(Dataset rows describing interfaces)
---*---

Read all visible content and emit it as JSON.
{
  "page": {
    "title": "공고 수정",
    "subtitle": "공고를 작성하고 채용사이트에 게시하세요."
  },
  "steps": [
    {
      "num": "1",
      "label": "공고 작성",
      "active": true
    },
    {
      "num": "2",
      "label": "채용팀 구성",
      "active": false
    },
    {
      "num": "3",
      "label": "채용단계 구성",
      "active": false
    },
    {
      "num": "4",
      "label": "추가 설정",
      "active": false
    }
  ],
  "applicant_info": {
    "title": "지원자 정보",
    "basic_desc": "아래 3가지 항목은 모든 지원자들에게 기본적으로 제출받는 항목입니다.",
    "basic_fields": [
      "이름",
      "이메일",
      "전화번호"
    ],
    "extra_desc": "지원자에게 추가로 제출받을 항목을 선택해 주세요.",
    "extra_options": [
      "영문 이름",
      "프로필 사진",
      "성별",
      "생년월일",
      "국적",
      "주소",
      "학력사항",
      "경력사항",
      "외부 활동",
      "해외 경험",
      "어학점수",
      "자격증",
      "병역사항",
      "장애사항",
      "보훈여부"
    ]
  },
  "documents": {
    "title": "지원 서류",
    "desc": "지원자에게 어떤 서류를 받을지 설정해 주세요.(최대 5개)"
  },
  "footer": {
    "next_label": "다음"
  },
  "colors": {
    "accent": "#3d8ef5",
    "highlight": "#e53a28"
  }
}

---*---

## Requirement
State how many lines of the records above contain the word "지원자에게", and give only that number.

## Response area
2